■ WHAT YOU WILL DO ■
Across the entries below, tally every line that holds the word "licenses". Give only the tally.
** Opening MATERIAL PROVIDED block **
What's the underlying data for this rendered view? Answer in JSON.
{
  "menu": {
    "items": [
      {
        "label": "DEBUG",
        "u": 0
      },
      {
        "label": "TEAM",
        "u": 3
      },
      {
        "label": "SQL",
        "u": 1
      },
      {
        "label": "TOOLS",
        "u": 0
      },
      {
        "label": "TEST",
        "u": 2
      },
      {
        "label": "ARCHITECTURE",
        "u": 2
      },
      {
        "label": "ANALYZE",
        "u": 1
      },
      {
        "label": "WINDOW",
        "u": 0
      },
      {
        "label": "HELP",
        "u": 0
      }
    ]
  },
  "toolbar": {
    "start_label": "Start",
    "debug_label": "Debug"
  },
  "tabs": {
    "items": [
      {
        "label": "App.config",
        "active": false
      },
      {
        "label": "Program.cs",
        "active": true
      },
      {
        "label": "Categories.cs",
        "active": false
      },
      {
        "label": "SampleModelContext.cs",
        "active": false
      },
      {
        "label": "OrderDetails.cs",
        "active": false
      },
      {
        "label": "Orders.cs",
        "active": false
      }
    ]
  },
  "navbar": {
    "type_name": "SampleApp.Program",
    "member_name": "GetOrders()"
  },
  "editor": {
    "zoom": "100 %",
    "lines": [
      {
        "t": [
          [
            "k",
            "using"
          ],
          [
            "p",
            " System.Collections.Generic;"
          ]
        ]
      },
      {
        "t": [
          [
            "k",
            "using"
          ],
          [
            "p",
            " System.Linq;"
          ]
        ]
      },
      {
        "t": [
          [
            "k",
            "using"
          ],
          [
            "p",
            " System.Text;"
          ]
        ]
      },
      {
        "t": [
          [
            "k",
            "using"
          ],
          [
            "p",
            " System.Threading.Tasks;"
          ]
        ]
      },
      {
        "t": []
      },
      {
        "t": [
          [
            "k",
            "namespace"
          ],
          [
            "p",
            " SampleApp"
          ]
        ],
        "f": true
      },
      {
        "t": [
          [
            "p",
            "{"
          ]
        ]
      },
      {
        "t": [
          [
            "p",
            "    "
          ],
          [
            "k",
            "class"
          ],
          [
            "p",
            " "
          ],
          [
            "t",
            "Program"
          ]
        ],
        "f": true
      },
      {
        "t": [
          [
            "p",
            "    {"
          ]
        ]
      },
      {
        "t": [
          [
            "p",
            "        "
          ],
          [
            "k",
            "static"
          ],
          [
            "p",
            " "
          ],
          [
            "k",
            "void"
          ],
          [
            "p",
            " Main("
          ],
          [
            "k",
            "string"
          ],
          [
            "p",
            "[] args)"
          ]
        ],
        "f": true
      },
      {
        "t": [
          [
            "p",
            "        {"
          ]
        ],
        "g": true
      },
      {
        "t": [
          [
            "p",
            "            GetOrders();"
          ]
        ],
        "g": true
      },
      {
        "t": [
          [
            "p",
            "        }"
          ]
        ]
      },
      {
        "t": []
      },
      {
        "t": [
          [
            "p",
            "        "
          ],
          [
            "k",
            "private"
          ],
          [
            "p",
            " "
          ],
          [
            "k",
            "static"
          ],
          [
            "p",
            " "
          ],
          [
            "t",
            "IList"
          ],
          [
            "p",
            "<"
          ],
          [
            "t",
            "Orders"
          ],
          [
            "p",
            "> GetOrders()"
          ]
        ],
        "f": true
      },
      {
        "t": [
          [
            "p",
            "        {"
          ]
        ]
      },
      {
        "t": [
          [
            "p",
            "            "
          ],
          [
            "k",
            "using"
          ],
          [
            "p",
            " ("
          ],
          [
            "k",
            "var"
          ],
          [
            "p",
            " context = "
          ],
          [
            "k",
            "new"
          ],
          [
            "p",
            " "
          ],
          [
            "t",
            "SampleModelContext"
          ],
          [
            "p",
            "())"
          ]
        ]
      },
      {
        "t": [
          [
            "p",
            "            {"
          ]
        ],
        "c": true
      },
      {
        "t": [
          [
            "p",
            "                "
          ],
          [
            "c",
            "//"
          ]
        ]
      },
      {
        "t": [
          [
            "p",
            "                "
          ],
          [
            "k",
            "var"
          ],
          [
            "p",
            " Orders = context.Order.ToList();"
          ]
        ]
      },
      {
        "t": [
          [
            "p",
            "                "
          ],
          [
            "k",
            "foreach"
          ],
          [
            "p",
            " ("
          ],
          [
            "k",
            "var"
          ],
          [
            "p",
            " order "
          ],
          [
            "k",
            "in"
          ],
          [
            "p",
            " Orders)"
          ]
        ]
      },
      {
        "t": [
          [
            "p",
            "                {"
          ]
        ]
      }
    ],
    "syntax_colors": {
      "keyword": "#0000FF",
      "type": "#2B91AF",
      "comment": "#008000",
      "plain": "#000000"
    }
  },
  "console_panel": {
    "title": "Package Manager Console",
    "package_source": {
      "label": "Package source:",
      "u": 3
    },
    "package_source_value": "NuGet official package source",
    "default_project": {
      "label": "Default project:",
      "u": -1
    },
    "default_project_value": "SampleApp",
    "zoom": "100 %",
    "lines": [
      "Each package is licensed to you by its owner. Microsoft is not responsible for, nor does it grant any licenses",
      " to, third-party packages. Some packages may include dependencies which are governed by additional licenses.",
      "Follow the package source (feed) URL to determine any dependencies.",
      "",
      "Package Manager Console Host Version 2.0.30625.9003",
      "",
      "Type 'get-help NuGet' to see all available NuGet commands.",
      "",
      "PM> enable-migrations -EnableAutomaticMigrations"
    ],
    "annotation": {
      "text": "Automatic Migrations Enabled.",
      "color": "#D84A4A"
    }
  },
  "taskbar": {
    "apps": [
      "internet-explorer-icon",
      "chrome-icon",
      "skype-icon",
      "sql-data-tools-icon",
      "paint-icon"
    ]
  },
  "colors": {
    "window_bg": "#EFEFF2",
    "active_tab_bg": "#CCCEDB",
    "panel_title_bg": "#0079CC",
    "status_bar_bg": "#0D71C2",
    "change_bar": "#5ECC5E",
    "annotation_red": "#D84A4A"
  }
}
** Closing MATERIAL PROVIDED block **
■ REPLY ■
2